In this case, because the absolute position of the reference track can easily be detected, relative alignment between many pieces of equipment can easily be performed.

For the above embodiments, the carriages are arranged so that they face each other at positions 180 from each other across the spindle motor 14. However, it is also possible to arrange them at positions, for example, 90 or 60 from each other. For the above embodiments, description is made by using the outside recording area [0] and the inside recording area [I] formed by dividing the front surface and back surface of the hard disk 10 into two areas, respectively.
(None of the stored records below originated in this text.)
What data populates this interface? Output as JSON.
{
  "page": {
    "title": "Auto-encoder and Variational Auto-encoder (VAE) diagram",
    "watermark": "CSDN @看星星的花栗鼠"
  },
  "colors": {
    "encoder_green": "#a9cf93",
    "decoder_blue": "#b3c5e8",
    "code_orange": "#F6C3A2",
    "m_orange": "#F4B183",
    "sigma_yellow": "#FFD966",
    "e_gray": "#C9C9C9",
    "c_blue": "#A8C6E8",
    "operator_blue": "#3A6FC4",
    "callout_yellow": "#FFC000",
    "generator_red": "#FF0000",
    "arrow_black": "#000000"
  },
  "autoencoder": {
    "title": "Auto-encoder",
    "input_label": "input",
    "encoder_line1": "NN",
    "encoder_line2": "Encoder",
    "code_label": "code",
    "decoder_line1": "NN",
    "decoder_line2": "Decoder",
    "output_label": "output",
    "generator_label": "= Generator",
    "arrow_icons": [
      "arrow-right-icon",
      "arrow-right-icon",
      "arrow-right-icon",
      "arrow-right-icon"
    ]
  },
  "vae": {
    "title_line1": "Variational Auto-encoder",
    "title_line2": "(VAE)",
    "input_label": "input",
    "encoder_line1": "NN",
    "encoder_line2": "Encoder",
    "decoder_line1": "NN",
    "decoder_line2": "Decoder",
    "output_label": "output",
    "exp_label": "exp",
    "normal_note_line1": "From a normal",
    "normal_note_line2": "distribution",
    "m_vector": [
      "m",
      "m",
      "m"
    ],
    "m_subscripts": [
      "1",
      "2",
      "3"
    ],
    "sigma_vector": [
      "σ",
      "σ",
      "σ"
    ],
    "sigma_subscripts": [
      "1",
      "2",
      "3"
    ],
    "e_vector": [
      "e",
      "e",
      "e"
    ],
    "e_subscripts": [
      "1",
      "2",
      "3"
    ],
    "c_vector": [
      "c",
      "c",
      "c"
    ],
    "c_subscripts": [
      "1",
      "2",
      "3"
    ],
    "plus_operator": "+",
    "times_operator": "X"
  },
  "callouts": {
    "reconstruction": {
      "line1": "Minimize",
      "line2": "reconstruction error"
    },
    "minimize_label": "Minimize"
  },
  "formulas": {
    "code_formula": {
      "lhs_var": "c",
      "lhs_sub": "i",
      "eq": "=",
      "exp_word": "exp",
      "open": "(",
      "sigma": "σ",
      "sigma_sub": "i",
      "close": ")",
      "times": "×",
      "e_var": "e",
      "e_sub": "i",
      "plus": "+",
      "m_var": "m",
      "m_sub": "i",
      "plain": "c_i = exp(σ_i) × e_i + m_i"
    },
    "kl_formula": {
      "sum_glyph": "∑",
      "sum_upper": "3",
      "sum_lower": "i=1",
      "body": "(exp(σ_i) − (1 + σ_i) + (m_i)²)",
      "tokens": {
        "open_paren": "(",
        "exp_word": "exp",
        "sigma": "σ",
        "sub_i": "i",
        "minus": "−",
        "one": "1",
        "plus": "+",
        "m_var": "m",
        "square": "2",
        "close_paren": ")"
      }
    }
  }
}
However, it is also possible to further shorten the inspection time by dividing the front surface and back surface of the hard disk 10 into three or more areas, respectively, setting fine-adjustment magnetic heads, fixed magnetic heads, micrometers, and carriages for magnetically recording and reproducing data in and from these three or more areas, and performing control and operation similarly to the above embodiments.

As described above, the hard disk inspection apparatus of the present invention makes it possible to fine-adjust either one of each pair of magnetic heads reciprocating on the line passing through the center of a hard disk. Therefore, it is possible to easily and securely align a pair of magnetic heads for magnetically recording and reproducing data in and from areas made by dividing the front surface and back surface of the hard disk and improve the inspection efficiency.

Patent Citations
Cited PatentFiling datePublication dateApplicantTitle
US3984763 *Sep 30, 1975Oct 5, 1976Basf AktiengesellschaftDevice for the non-destructive measurement of the remanent flux density of magnetic recording media, especially magnetic discs
US4158212 *Mar 30, 1978Jun 12, 1979Motorola, Inc.Magnetic tape head azimuth assembly
US5189569 *Sep 25, 1990Feb 23, 1993Asahi Kogaku Kogyo Kabushiki KaishaHead drive mechanism with pivoting mechanism
JPH0217684A * Title not available
JPS6185679A * Title not available
Referenced by
Citing PatentFiling datePublication dateApplicantTitle
US5339702 *Dec 24, 1992Aug 23, 1994Read-Rite CorporationTest fixture for air bearing magnetic head suspension assembly
US5771139 *Aug 3, 1995Jun 23, 1998Phase MetricsIntegrated spring head/gimbal assembly holder
US6058335 *Oct 29, 1997May 2, 2000Samsung Electronics Co., Ltd.Automated technique for manufacturing hard disk drive
US6531867Nov 24, 1999Mar 11, 2003Dover Instrument Corp.High stability spin stand platform with air bearing micropositioning stage
Classifications
U.S. Classification324/212, G9B/5.201
International ClassificationG11B5/56
Cooperative ClassificationG11B5/56
European ClassificationG11B5/56
Legal Events
DateCodeEventDescription
Nov 3, 1993ASAssignment
Owner name: SEIKO SEIKI KABUSHIKI KAISHA, JAPAN
Free format text: ASSIGNMENT OF ASSIGNORS INTEREST;ASSIGNOR:SUDA, KOICHI;REEL/FRAME:006744/0122
Effective date: 19931015
Aug 11, 1997FPAYFee payment
Year of fee payment: 4
Aug 2, 2001FPAYFee payment
Year of fee payment: 8
Jul 14, 2003ASAssignment
Owner name: SEIKO INSTRUMENTS INC. (SEIKO INSTRUMENTS KABUSHIK
Free format text: MERGER AND CHANGE OF NAME;ASSIGNOR:SEIKO SEIKI KABUSHIKI KAISHA;REEL/FRAME:014227/0738
Effective date: 20010402
Jul 27, 2005FPAYFee payment
Year of fee payment: 12